Tracy and I had been slowly climbing the groups since day 1 and decided to push our pace a little further for the next leg as we had been given a limit of 7.30PM to finish the day. Having done 50km already, we were keen to do the next 50km to the next stop, where we would only have 25km more to go.

That 50km, through hail, rain and up seemingly interminable hills was not nearly as much fun as day 1. Especially when my front derailleur broke and I was stuck in my lower 6 gears! Amusingly, this stretch also brought my first puncture of the day whilst on a fast downhill section. Fortunately, that was the extent of bicycle maintenance for the trip and we made it to the 110 km mark without further incident.

Day 2 First puncture of the day

A short stop for carbs and fresh water and we started our final 25km into Tábor.

The cheers as we rode into the hotel at Tábor made us feel like we’d just finished a stage of the Tour de France! This is the support and encouragement that really made the trip so enjoyable – that and the waiting cool beers of course! 136km (the longest ride for Tracy or me) and through grotty, hilly conditions, finishing in the early evening sun (about 5.50PM, so we beat the 7.30 deadline) really brought a sense of achievement. Knowing that we only had one more stage and that it was going to be much less hilly than today made us feel great!

Day 2 106km done

Day Three: The final leg – 105km (Tábor – Prague)

Vienna4

Sunday began with a good breakfast, the sun was shining, and the mood leaving the hotel was very positive. Surely 105km was nothing compared to yesterday? Only 2 or 3 hills and nothing like we’d gone through already – right?

Day 3 ready to go

We hit the first hill within about 5km of leaving the hotel and it went on for too long! 2 days and >200km of cycling had brought some sore areas and a long hill was not what we were expecting! After perhaps 45 mins, we started climbing another hill and only when we started seeing signs to a chairlift did we realize we were cycling *up* a ski slope!

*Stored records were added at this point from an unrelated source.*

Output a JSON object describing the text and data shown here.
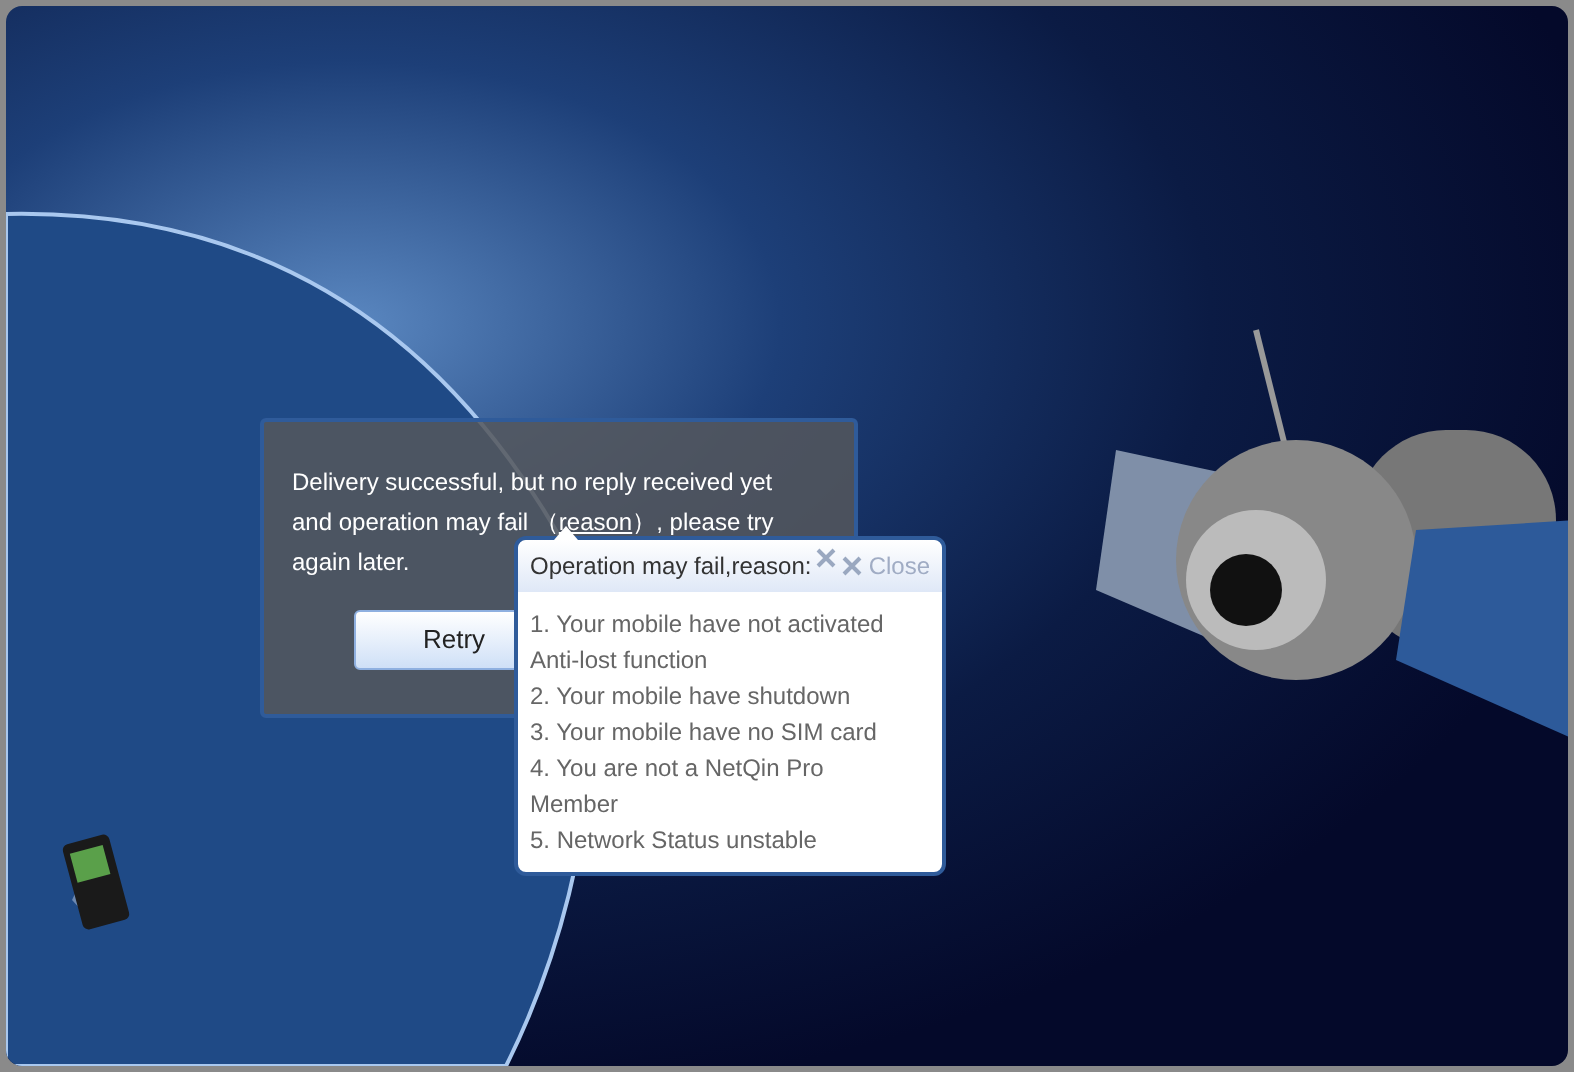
{
  "message": {
    "before": "Delivery successful, but no reply received yet and operation may fail （",
    "link": "reason",
    "after": "）, please try again later."
  },
  "retry_button": "Retry",
  "popup": {
    "title": "Operation may fail,reason:",
    "close": "Close",
    "reasons": [
      "1. Your mobile have not activated Anti-lost function",
      "2. Your mobile have shutdown",
      "3. Your mobile have no SIM card",
      "4. You are not a NetQin Pro Member",
      "5. Network Status unstable"
    ]
  }
}
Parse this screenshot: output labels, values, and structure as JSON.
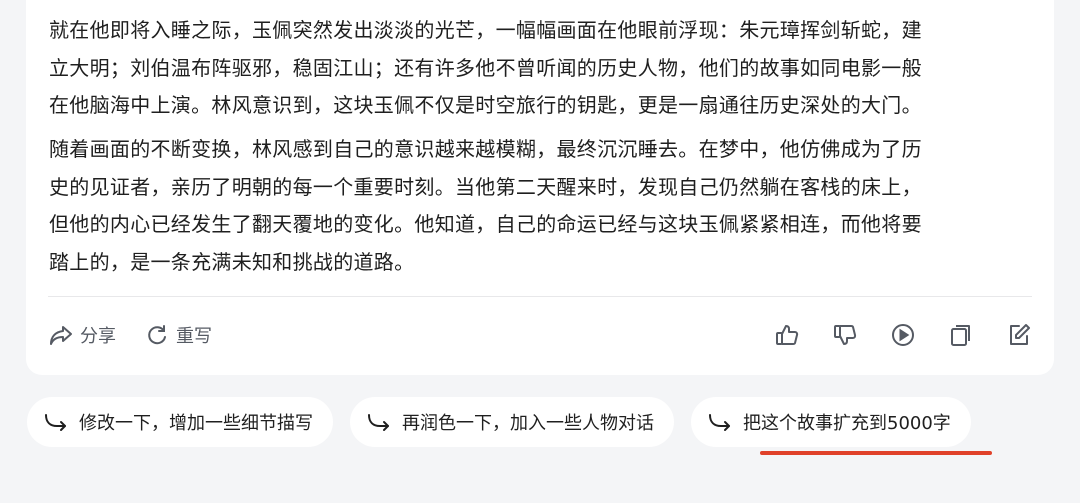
{
  "story": {
    "paragraph1": [
      "就在他即将入睡之际，玉佩突然发出淡淡的光芒，一幅幅画面在他眼前浮现：朱元璋挥剑斩蛇，建",
      "立大明；刘伯温布阵驱邪，稳固江山；还有许多他不曾听闻的历史人物，他们的故事如同电影一般",
      "在他脑海中上演。林风意识到，这块玉佩不仅是时空旅行的钥匙，更是一扇通往历史深处的大门。"
    ],
    "paragraph2": [
      "随着画面的不断变换，林风感到自己的意识越来越模糊，最终沉沉睡去。在梦中，他仿佛成为了历",
      "史的见证者，亲历了明朝的每一个重要时刻。当他第二天醒来时，发现自己仍然躺在客栈的床上，",
      "但他的内心已经发生了翻天覆地的变化。他知道，自己的命运已经与这块玉佩紧紧相连，而他将要",
      "踏上的，是一条充满未知和挑战的道路。"
    ]
  },
  "actions": {
    "share_label": "分享",
    "rewrite_label": "重写"
  },
  "icons": {
    "share": "share-icon",
    "rewrite": "refresh-icon",
    "like": "thumbs-up-icon",
    "dislike": "thumbs-down-icon",
    "play": "play-icon",
    "copy": "copy-icon",
    "edit": "edit-icon",
    "suggestion": "arrow-return-icon"
  },
  "suggestions": [
    {
      "label": "修改一下，增加一些细节描写"
    },
    {
      "label": "再润色一下，加入一些人物对话"
    },
    {
      "label": "把这个故事扩充到5000字"
    }
  ],
  "colors": {
    "accent_underline": "#e0412a",
    "background": "#f4f5f7"
  }
}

This is where the encouragement from those around us really made the difference. Fortunately, what goes up must come down and, despite the road surface being absolutely dire (not fun when approaching a sharp bend at >40mph with a Czech driver coming the other way) it was good to feel the wind in our hair again.

45km in and we felt we’d conquered the worst of the ride – until we were told there was one more hill. Couldn’t be that bad though –right?

This hill turned out to arrive from approximately 32km out to approximately 25km out from Prague and seemed to go on forever. I’d been cycling on my own for a bit (not a natural up-hill cyclist!) when I gained a fellow rider behind me. We took it slow and steady (about 5mph!) uttering encouragement and cursing the hill at every bend. The last straw came when we turned a hairpin bend for the road to turn into cobblestones! This brought some colourful expressions from Mark behind me but we kept going and were soon rewarded by the sight of our flags and huge cheers from our fellow riders who’d already climbed this monster! Just a few minutes later Tracy and another group of cyclists arrived to more cheers. Needless to say, we had a bit of a rest for a short while whilst we hydrated and carb’d up!

Day 3 End of killer climb

The last 25km into Prague were relatively uneventful, though we did re-group in order to ride the last 5-10km together alongside the river, avoiding trams to a group photo on the famous Charles Bridge.

This was followed by getting lost walking through Prague’s cobbled streets in cycling shoes (not easy at the best of times!) and taking in the sights whilst looking for our hotel (should never have taken an hour!!)

Dinner was a traditional Czech affair with beer and local liqueurs flowing; Oom-pah band playing; Goulash, dumplings and strudel, followed by awards and medals.

Day 3 Made it to Charles bridge